March 16, 2019
Radicalized bigots Jenni Marsh and Tara Mulholland wrote a piece for CNN explaining how killing Moslems in mosques is just like a video game. These women are telling young impressionable kids that killing invaders is fun and “reminiscent of first-person shoot’em up games.”
This is exactly what Candace Owens wants.
The footage is grainy and has a video-game aesthetic. But it soon becomes terrifyingly obvious that what is being filmed here is not a work of fiction. The video, which has not been verified by CNN, appears to show an unseen attacker opening fire on worshippers in a mosque, as if they were targets in a game.
Gaming culture was certainly present in the undertaking and stylization of Friday’s murders — the gun visible in the shot was visually reminiscent of first-person shoot ’em up games.
Really, CNN? That’s just how guns look. Stop trying to make this look fun.
Tom Chen, a professor in cyber security at City University in London, notes that the European Commission was pressing social media companies “to take down terrorist propaganda within one hour.” There are threats of possible future fines for noncompliance, “because most of the distribution happens within the first two hours of uploading a new video,” he adds.
Chen says that platforms like Twitter and Facebook rely on automated software to remove such materials. “If the terrorist video looks like a video game, it would be very hard for an automated classifier to tell the difference between that terrorist video and a video game,” he says.
These women are promoting anti-Moslem violence to white men.
They’re clearly aiming at radicalizing young white gamer men out of pure hatred for the color of the skin or whatever it is that makes them want to promote the killing of Moslems to the CNN audience.

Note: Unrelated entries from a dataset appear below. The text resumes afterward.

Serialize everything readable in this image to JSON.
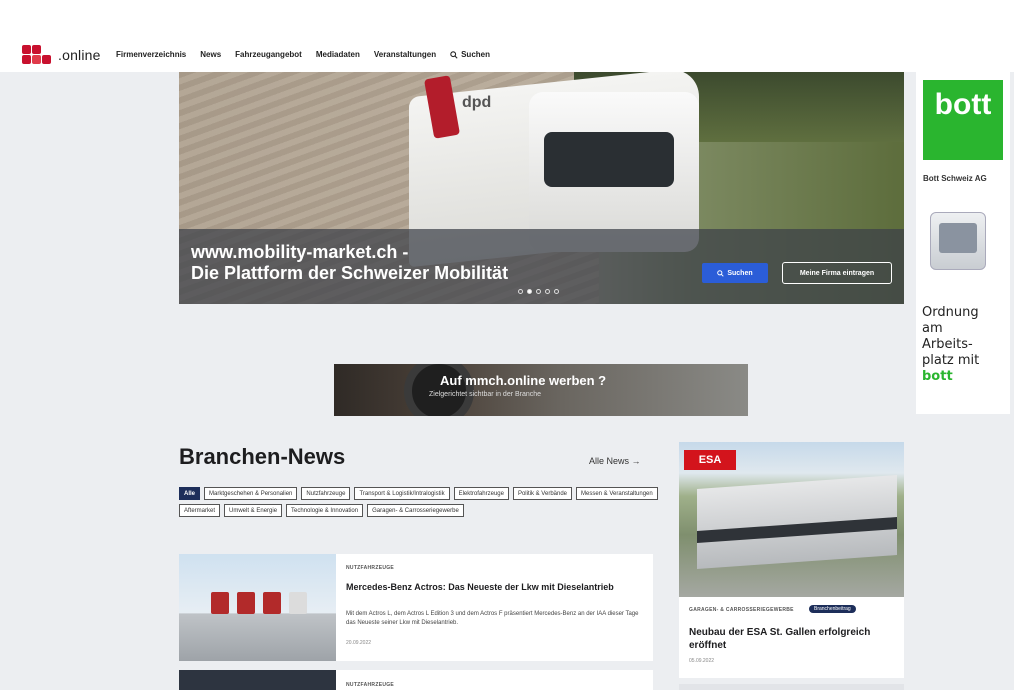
{
  "logo": {
    "text": ".online"
  },
  "nav": {
    "items": [
      "Firmenverzeichnis",
      "News",
      "Fahrzeugangebot",
      "Mediadaten",
      "Veranstaltungen"
    ],
    "search_label": "Suchen"
  },
  "hero": {
    "title_line1": "www.mobility-market.ch -",
    "title_line2": "Die Plattform der Schweizer Mobilität",
    "search_button": "Suchen",
    "add_company_button": "Meine Firma eintragen",
    "truck_brand": "dpd",
    "slides": 5,
    "active_slide": 2
  },
  "ad_right": {
    "logo": "bott",
    "company": "Bott Schweiz AG",
    "slogan_lines": [
      "Ordnung",
      "am",
      "Arbeits-",
      "platz mit"
    ],
    "slogan_brand": "bott"
  },
  "banner": {
    "title": "Auf mmch.online werben ?",
    "subtitle": "Zielgerichtet sichtbar in der Branche"
  },
  "news": {
    "heading": "Branchen-News",
    "all_news": "Alle News →",
    "tags": [
      "Alle",
      "Marktgeschehen & Personalien",
      "Nutzfahrzeuge",
      "Transport & Logistik/Intralogistik",
      "Elektrofahrzeuge",
      "Politik & Verbände",
      "Messen & Veranstaltungen",
      "Aftermarket",
      "Umwelt & Energie",
      "Technologie & Innovation",
      "Garagen- & Carrosseriegewerbe"
    ],
    "articles": [
      {
        "category": "NUTZFAHRZEUGE",
        "title": "Mercedes-Benz Actros: Das Neueste der Lkw mit Dieselantrieb",
        "teaser": "Mit dem Actros L, dem Actros L Edition 3 und dem Actros F präsentiert Mercedes-Benz an der IAA dieser Tage das Neueste seiner Lkw mit Dieselantrieb.",
        "date": "20.09.2022"
      },
      {
        "category": "NUTZFAHRZEUGE"
      }
    ],
    "featured": {
      "logo": "ESA",
      "category": "GARAGEN- & CARROSSERIEGEWERBE",
      "badge": "Branchenbeitrag",
      "title": "Neubau der ESA St. Gallen erfolgreich eröffnet",
      "date": "05.09.2022"
    }
  },
  "colors": {
    "accent_blue": "#2b5dd8",
    "brand_red": "#d3141c",
    "bott_green": "#2ab52f",
    "navy": "#1d2e5a"
  }
}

You know who plays video games?
Is CNN telling you to subscribe to PewDiePie?